Ever wonder where a novelist gets his or her ideas from? How can it be possible to write a novel about something no one else has thought of? The answer is as varied as the people that ask.

My latest Work in Progress did not start out as a "novel" but only a novel idea. That "new" idea began with the two most important words in the English language to a writer. "What if?"

W​hen I am inspired by a concept I'd like to write about, what I do NOT do is think I'm going to write a novel about it.

For example, I found a song on YouTube about an Eshet Chayil--the Proverbs 31 woman.


That YouTube video got me to thinking, and I haven't stopped thinking about it. 

Some of those verses in Proverbs lean to an interpretation in English that the woman is a slave to her husband and children. Nothing could be further from the the truth, however. Jewish men do not sing praises to slaves every Shabbat. Children do not rise up and call a slave blessed.

Eshet Chayil means--literally--Woman of Might (or Strength or Valor)

This is a woman who is the C.E.O. of her home. She delegates responsibilities, and authority. She directs her husband and children. Since most women have outside employment, delegation becomes even more important. But, the number one feature of an eshet chayil is her devotion to Adonai Eloheinu, our Creator.

Eshet Chayil is more precious than rubies. Her husband obeys her (if he's smart) because she does him good all the days of his life. Without her, life could overwhelm him. Not that he would not take care of himself, but he would never attain the level of care his eshet chayil provided.

Only a woman can multi-task for extended periods. God made her exactly that way. She keeps the family together and on task. The wise husband helps her and takes direction well.

God said of Adam, "It is not good that man should be alone."

Obviously, God knew what He was talking about. Sure, Adam got along well enough (so he thought) until God caused him to fall asleep so He could take genetic material and engineer the wo-man, not from the dust of the ground, but from Adam's side. He revered her as God's gift. "Bone of my bone, flesh of my flesh."

So, I ask the question: What if a man, lost, alone, and nearly broke after his wife's sudden death...what if his life is forever changed by an obviously foreign woman that breaks into his house after dark and claims she is on a mission? Her mission is to save his life.

That's the premise. 

David King is devastated.
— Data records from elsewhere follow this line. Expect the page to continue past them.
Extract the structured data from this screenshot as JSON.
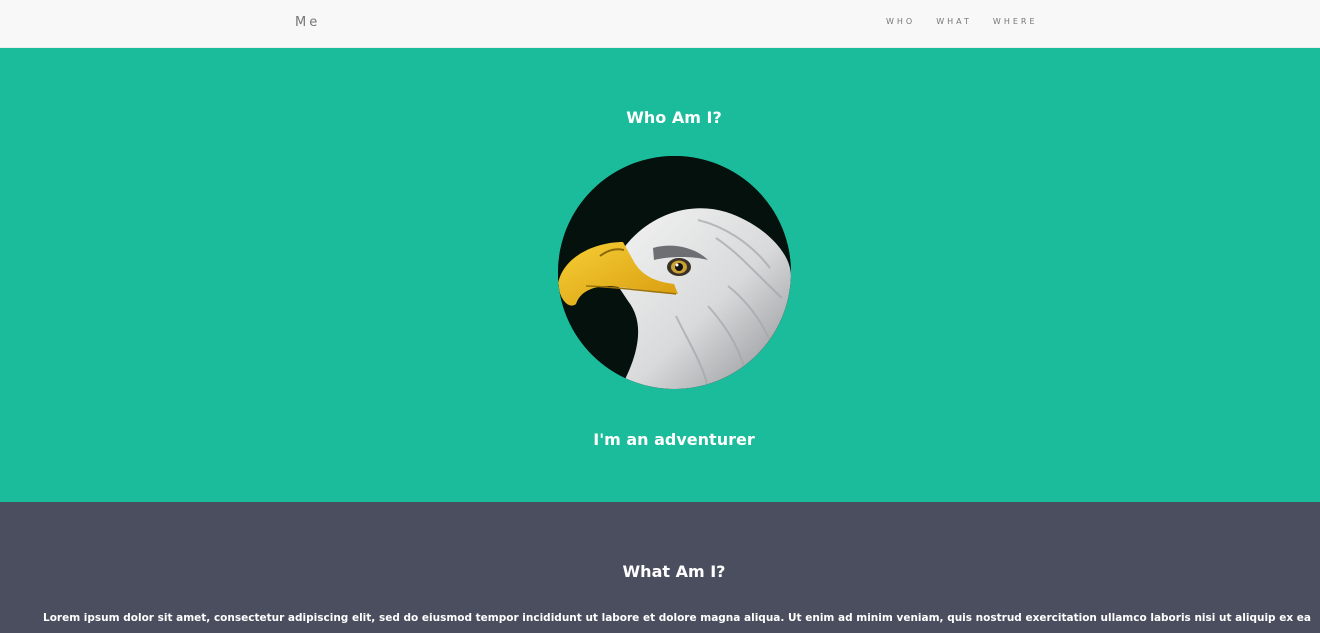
{
  "navbar": {
    "brand": "Me",
    "links": [
      "WHO",
      "WHAT",
      "WHERE"
    ]
  },
  "who": {
    "heading": "Who Am I?",
    "image_icon": "bald-eagle-portrait",
    "tagline": "I'm an adventurer"
  },
  "what": {
    "heading": "What Am I?",
    "paragraph": "Lorem ipsum dolor sit amet, consectetur adipiscing elit, sed do eiusmod tempor incididunt ut labore et dolore magna aliqua. Ut enim ad minim veniam, quis nostrud exercitation ullamco laboris nisi ut aliquip ex ea commodo consequat."
  },
  "colors": {
    "navbar_bg": "#f8f8f8",
    "who_bg": "#1bbc9b",
    "what_bg": "#4a4e5f",
    "text_light": "#ffffff",
    "nav_text": "#777777"
  }
}
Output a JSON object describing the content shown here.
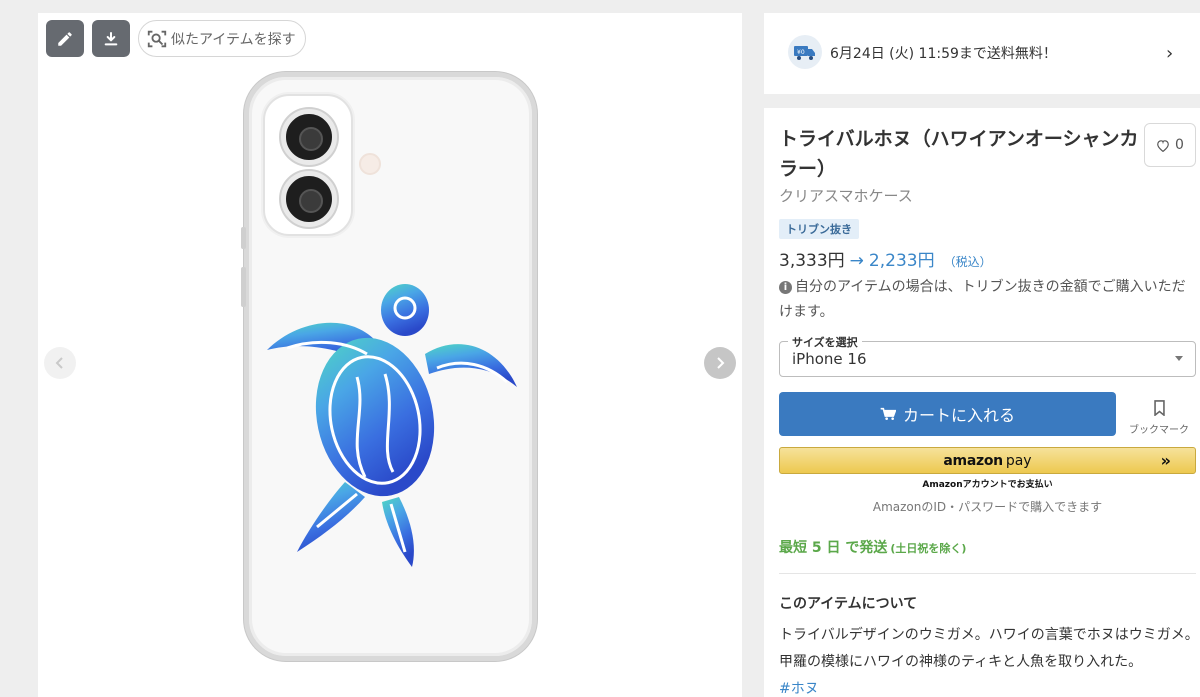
{
  "image_toolbar": {
    "edit_icon": "pencil-icon",
    "download_icon": "download-icon",
    "similar_label": "似たアイテムを探す",
    "similar_icon": "visual-search-icon"
  },
  "shipping_banner": {
    "icon": "free-shipping-truck-icon",
    "icon_text": "¥0",
    "text": "6月24日 (火) 11:59まで送料無料！"
  },
  "product": {
    "title": "トライバルホヌ（ハワイアンオーシャンカラー）",
    "subtitle": "クリアスマホケース",
    "favorite_count": "0",
    "badge": "トリブン抜き",
    "price_original": "3,333円",
    "price_arrow": "→",
    "price_sale": "2,233円",
    "price_tax": "（税込）",
    "note": "自分のアイテムの場合は、トリブン抜きの金額でご購入いただけます。",
    "size_label": "サイズを選択",
    "size_value": "iPhone 16",
    "cart_label": "カートに入れる",
    "bookmark_label": "ブックマーク",
    "amazon_logo": "amazon",
    "amazon_pay": "pay",
    "amazon_arrows": "»",
    "amazon_sub": "Amazonアカウントでお支払い",
    "amazon_note": "AmazonのID・パスワードで購入できます",
    "ship_days": "最短 5 日 で発送",
    "ship_days_note": "(土日祝を除く)",
    "about_heading": "このアイテムについて",
    "about_text": "トライバルデザインのウミガメ。ハワイの言葉でホヌはウミガメ。甲羅の模様にハワイの神様のティキと人魚を取り入れた。",
    "tag": "#ホヌ"
  },
  "colors": {
    "accent": "#3a7ac0",
    "price_blue": "#3a86c8",
    "ship_green": "#5ba84a",
    "amazon_gold": "#edc94f"
  }
}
He not only lost his wife, he was arrested for her murder and lost his job and his beautiful home on the shores of Lake Ponchartrain. 

Eshet Chayil is a story about God's ultimate love for each one of us. He has a plan for our lives we're not aware of, and He does us good and not evil.
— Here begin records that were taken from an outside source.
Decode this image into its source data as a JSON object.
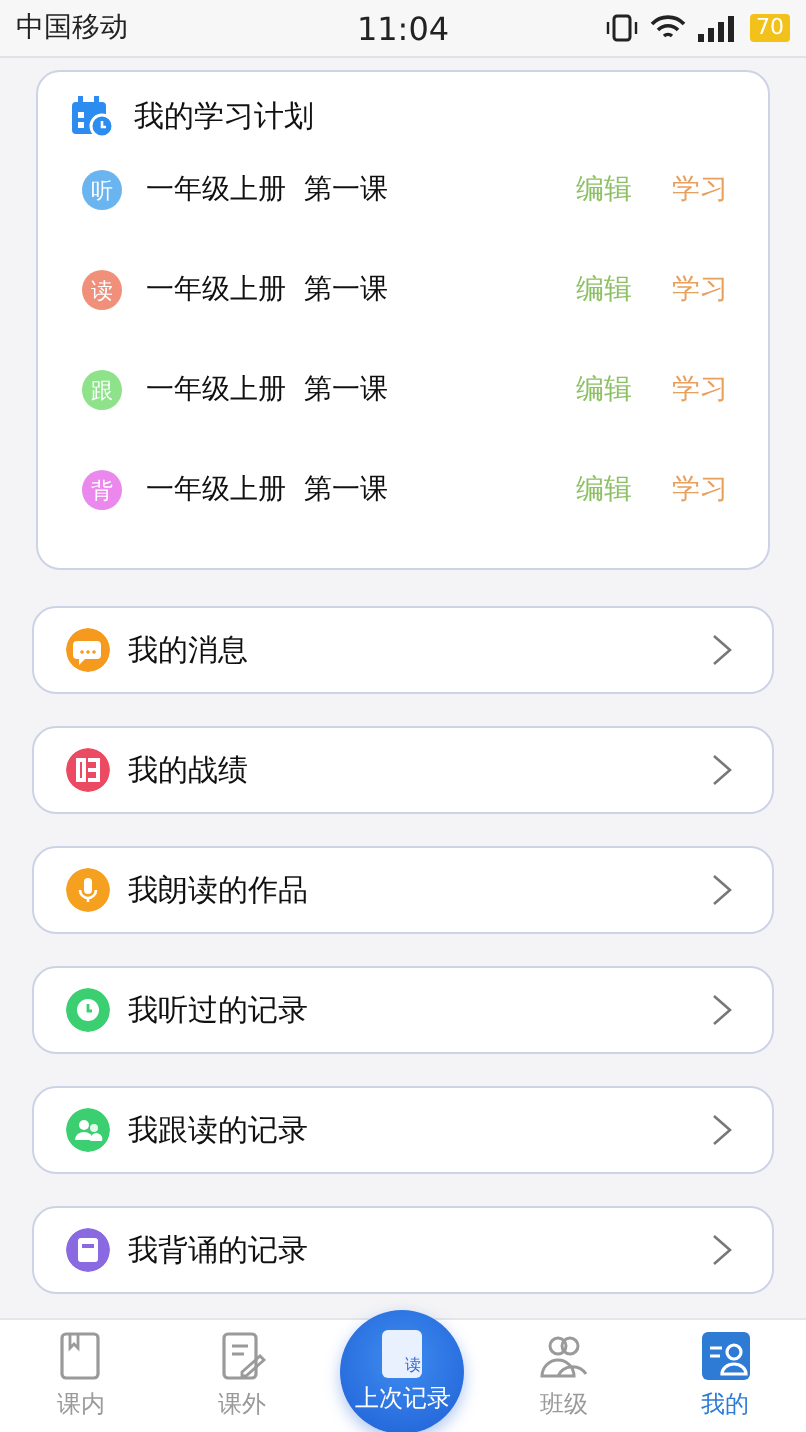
{
  "status_bar": {
    "carrier": "中国移动",
    "time": "11:04",
    "battery": "70"
  },
  "plan": {
    "title": "我的学习计划",
    "rows": [
      {
        "badge": "听",
        "color": "#6ab4f0",
        "lesson": "一年级上册  第一课",
        "edit": "编辑",
        "study": "学习"
      },
      {
        "badge": "读",
        "color": "#f0907a",
        "lesson": "一年级上册  第一课",
        "edit": "编辑",
        "study": "学习"
      },
      {
        "badge": "跟",
        "color": "#8ee28a",
        "lesson": "一年级上册  第一课",
        "edit": "编辑",
        "study": "学习"
      },
      {
        "badge": "背",
        "color": "#ea88ee",
        "lesson": "一年级上册  第一课",
        "edit": "编辑",
        "study": "学习"
      }
    ]
  },
  "menu": [
    {
      "label": "我的消息",
      "kind": "chat",
      "color": "#f59a1e"
    },
    {
      "label": "我的战绩",
      "kind": "score",
      "color": "#ec4a62"
    },
    {
      "label": "我朗读的作品",
      "kind": "mic",
      "color": "#f5a01e"
    },
    {
      "label": "我听过的记录",
      "kind": "clock",
      "color": "#3ccf72"
    },
    {
      "label": "我跟读的记录",
      "kind": "people",
      "color": "#3ccf72"
    },
    {
      "label": "我背诵的记录",
      "kind": "book",
      "color": "#8a6ae0"
    }
  ],
  "tabs": [
    {
      "label": "课内",
      "kind": "book",
      "selected": false
    },
    {
      "label": "课外",
      "kind": "note",
      "selected": false
    },
    {
      "label": "上次记录",
      "kind": "center",
      "icon_text": "读",
      "selected": false
    },
    {
      "label": "班级",
      "kind": "people",
      "selected": false
    },
    {
      "label": "我的",
      "kind": "profile",
      "selected": true
    }
  ]
}
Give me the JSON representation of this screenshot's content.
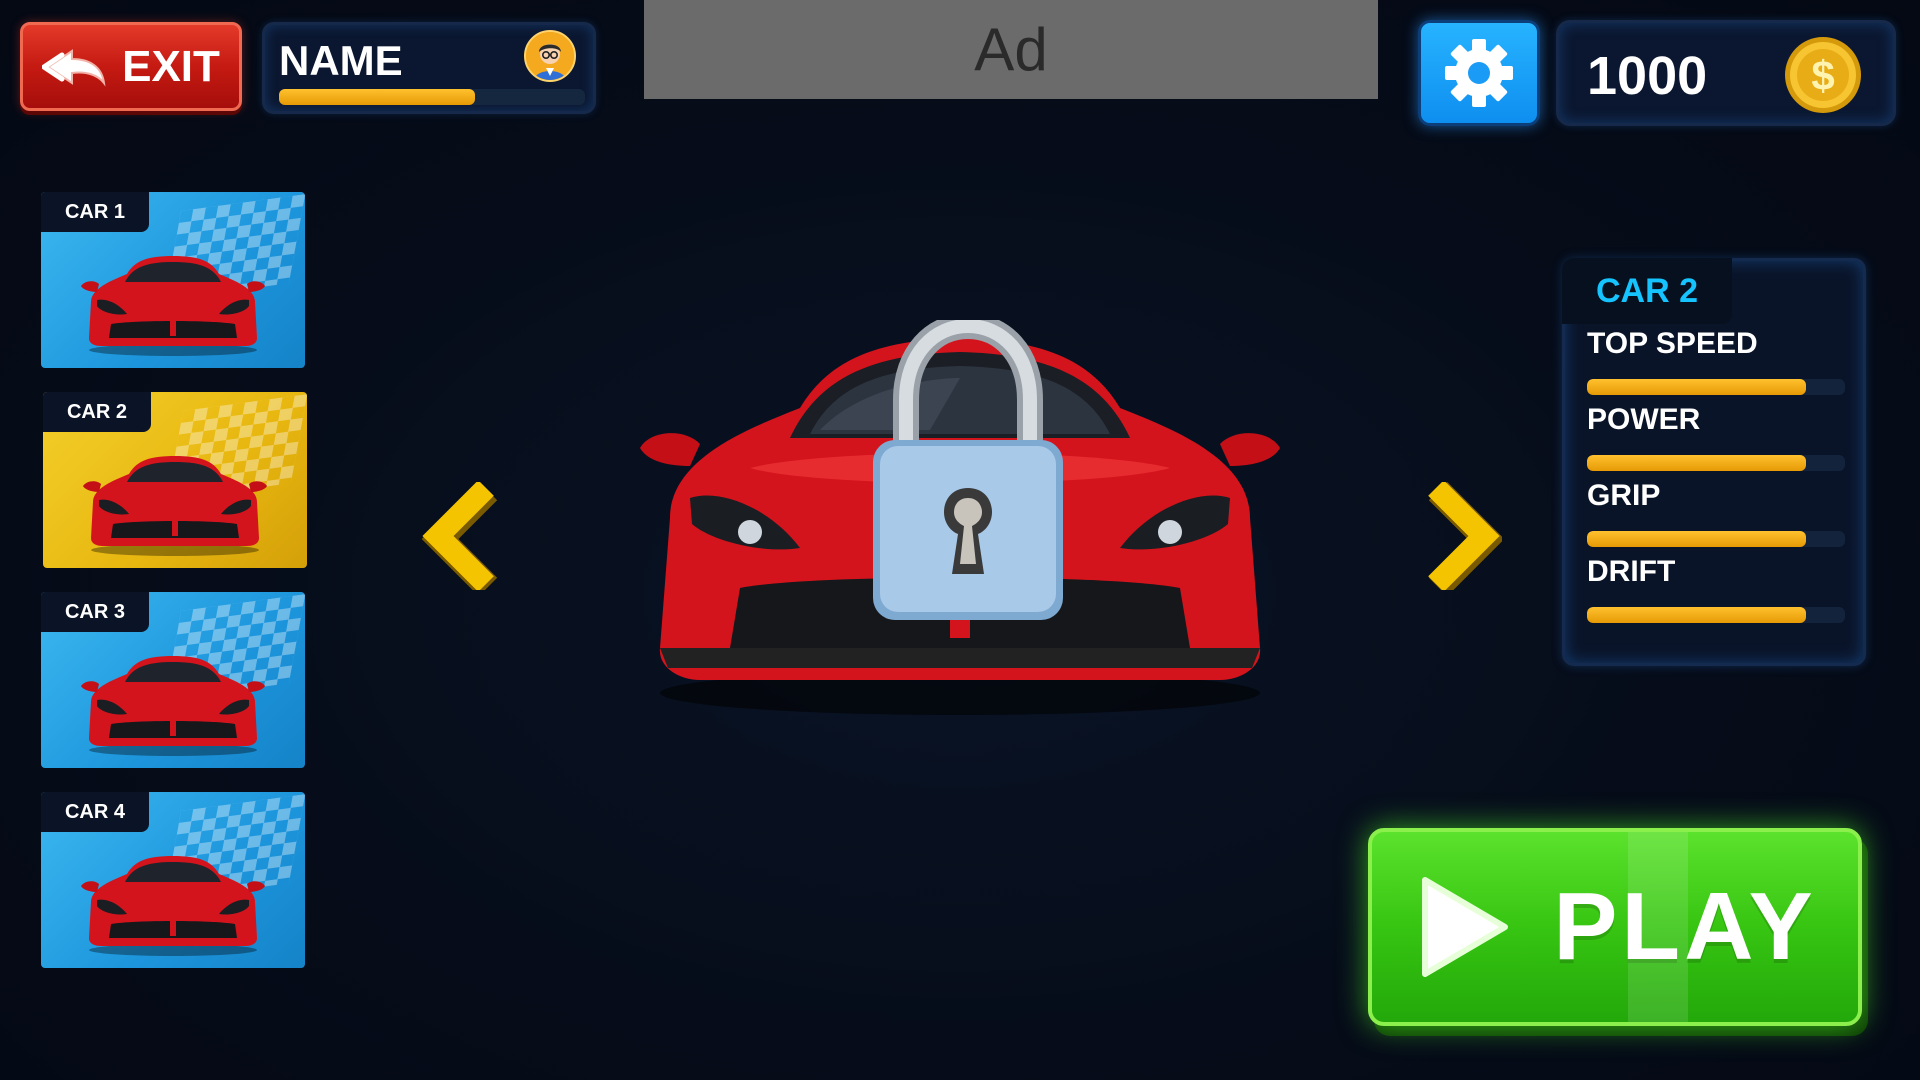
{
  "header": {
    "exit_label": "EXIT",
    "player_name": "NAME",
    "xp_fraction": 0.64,
    "ad_text": "Ad",
    "coins": "1000"
  },
  "car_list": [
    {
      "label": "CAR 1",
      "theme": "blue"
    },
    {
      "label": "CAR 2",
      "theme": "yellow",
      "selected": true
    },
    {
      "label": "CAR 3",
      "theme": "blue"
    },
    {
      "label": "CAR 4",
      "theme": "blue"
    }
  ],
  "selected_car": {
    "name": "CAR 2",
    "locked": true,
    "stats": [
      {
        "label": "TOP SPEED",
        "value": 0.85
      },
      {
        "label": "POWER",
        "value": 0.85
      },
      {
        "label": "GRIP",
        "value": 0.85
      },
      {
        "label": "DRIFT",
        "value": 0.85
      }
    ]
  },
  "play_label": "PLAY",
  "colors": {
    "background": "#050b18",
    "accent_yellow": "#f5c400",
    "stat_fill": "#f0a90c",
    "play_green": "#37c512",
    "settings_blue": "#1aa3ff",
    "exit_red": "#c51a12"
  },
  "icons": {
    "exit": "back-arrow-icon",
    "settings": "gear-icon",
    "coin": "dollar-coin-icon",
    "lock": "padlock-icon",
    "prev": "chevron-left-icon",
    "next": "chevron-right-icon",
    "play": "play-triangle-icon"
  }
}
God loves us just the way we are. But, He loves us enough not to let us remain that way.